▸ **What is expected**
Which lines of the material hold the word "Mercadoria"? Copy each one.

▸ **Data excerpts**
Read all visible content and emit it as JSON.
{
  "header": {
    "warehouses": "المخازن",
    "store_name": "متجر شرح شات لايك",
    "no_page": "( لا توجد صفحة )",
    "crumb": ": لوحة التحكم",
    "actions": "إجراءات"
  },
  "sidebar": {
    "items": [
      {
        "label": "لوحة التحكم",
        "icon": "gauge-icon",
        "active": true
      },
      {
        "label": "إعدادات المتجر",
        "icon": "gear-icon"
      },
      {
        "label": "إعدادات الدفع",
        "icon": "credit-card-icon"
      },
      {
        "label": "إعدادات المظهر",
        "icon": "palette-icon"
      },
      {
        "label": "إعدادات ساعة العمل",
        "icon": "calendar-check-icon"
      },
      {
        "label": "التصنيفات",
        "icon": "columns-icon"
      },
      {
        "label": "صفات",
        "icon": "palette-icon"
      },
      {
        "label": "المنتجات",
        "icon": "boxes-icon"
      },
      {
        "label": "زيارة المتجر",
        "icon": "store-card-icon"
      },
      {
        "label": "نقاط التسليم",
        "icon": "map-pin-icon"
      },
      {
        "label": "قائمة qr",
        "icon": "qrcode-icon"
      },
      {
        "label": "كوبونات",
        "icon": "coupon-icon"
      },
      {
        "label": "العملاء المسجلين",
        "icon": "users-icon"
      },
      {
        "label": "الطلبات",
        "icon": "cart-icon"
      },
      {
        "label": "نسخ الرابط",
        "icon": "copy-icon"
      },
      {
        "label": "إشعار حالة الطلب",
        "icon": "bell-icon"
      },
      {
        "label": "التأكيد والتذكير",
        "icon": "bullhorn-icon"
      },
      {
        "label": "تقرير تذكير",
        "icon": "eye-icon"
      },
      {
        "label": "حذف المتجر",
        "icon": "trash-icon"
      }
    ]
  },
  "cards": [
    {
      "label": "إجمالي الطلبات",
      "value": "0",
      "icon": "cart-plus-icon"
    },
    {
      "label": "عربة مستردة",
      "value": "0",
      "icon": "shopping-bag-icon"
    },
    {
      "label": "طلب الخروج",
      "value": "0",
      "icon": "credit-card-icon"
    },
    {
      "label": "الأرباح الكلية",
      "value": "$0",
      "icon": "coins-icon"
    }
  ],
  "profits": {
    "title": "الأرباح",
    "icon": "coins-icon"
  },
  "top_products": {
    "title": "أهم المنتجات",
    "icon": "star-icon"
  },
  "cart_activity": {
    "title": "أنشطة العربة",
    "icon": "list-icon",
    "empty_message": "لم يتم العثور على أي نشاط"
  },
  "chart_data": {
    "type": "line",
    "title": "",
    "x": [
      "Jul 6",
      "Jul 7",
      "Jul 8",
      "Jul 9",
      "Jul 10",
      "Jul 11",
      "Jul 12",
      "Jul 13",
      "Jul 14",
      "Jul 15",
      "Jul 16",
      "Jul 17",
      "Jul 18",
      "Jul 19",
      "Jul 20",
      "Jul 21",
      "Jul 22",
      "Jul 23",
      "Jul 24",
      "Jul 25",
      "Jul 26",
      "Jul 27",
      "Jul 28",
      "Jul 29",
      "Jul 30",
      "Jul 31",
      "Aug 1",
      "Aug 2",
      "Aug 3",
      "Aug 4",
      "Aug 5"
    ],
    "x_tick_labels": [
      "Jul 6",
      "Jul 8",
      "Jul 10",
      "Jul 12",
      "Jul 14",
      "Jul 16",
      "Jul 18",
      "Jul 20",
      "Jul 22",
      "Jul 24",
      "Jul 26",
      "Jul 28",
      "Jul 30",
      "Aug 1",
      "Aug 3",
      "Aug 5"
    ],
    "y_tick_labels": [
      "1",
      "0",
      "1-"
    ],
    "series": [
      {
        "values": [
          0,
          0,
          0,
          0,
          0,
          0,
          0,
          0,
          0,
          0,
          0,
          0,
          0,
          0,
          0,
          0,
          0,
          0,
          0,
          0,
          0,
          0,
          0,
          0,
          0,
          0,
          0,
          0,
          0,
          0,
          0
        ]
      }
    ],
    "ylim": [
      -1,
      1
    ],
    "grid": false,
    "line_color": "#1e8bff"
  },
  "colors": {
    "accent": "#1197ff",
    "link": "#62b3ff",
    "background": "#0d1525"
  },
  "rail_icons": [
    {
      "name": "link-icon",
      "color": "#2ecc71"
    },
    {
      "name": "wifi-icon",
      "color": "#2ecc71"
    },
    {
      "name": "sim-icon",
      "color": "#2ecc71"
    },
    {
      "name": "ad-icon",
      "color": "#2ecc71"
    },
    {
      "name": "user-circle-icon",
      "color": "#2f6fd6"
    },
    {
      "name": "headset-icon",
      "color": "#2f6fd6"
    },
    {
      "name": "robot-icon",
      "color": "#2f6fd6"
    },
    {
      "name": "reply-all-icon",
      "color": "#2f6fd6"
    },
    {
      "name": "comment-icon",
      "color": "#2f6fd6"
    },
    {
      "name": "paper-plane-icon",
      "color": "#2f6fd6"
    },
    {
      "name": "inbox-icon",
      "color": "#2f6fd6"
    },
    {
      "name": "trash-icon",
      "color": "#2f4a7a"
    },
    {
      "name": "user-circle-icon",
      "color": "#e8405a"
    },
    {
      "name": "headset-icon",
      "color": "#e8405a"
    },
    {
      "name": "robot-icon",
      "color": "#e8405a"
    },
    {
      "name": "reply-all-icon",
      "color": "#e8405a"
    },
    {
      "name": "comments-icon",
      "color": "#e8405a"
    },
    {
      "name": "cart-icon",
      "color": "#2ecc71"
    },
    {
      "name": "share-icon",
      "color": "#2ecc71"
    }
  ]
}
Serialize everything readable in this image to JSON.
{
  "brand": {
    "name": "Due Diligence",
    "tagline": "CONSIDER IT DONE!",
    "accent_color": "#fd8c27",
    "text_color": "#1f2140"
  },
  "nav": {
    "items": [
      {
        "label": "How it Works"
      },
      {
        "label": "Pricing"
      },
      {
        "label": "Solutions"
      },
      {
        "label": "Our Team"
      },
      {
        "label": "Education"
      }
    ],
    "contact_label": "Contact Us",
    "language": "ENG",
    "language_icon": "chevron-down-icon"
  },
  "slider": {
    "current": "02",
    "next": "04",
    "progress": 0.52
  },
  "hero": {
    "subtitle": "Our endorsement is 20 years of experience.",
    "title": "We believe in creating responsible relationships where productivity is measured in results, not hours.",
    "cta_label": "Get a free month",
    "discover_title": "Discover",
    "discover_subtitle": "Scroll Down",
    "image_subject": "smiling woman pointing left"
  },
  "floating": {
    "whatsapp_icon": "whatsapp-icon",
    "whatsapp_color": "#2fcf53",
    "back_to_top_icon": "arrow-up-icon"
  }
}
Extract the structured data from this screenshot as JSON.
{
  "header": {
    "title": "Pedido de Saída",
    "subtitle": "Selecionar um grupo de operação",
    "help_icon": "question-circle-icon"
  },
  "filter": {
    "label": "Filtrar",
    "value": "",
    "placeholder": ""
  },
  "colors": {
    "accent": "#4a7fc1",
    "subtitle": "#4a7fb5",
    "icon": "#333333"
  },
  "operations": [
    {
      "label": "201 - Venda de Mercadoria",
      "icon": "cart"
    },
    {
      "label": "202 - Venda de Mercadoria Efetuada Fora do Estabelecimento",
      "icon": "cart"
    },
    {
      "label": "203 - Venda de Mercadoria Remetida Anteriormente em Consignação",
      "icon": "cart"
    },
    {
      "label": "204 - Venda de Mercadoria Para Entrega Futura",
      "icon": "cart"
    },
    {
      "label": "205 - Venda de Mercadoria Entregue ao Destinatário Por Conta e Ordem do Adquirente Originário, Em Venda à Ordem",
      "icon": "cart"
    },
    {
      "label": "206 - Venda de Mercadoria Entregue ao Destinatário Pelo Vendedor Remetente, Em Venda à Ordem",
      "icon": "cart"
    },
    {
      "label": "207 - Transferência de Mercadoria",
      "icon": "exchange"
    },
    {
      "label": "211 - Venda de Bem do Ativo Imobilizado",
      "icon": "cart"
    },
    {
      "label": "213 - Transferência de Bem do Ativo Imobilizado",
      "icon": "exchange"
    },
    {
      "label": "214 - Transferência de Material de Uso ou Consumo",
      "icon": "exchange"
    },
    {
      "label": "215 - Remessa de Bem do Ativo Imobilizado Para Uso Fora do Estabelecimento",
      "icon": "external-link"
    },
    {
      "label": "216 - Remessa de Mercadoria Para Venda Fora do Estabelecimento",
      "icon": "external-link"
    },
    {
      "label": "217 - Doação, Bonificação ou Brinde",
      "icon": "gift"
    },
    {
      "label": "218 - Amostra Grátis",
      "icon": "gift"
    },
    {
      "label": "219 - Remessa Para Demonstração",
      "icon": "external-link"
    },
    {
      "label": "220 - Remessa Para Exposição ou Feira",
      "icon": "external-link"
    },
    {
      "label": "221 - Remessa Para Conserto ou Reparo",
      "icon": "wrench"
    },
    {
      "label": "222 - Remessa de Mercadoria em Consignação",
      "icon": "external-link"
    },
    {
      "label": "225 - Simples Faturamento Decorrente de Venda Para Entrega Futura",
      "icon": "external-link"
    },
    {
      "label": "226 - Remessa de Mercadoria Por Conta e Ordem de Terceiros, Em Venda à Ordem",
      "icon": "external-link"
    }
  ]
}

▸ **Result below**
      "label": "201 - Venda de Mercadoria",
      "label": "202 - Venda de Mercadoria Efetuada Fora do Estabelecimento",
      "label": "203 - Venda de Mercadoria Remetida Anteriormente em Consignação",
      "label": "204 - Venda de Mercadoria Para Entrega Futura",
      "label": "205 - Venda de Mercadoria Entregue ao Destinatário Por Conta e Ordem do Adquirente Originário, Em Venda à Ordem",
      "label": "206 - Venda de Mercadoria Entregue ao Destinatário Pelo Vendedor Remetente, Em Venda à Ordem",
      "label": "207 - Transferência de Mercadoria",
      "label": "216 - Remessa de Mercadoria Para Venda Fora do Estabelecimento",
      "label": "222 - Remessa de Mercadoria em Consignação",
      "label": "226 - Remessa de Mercadoria Por Conta e Ordem de Terceiros, Em Venda à Ordem",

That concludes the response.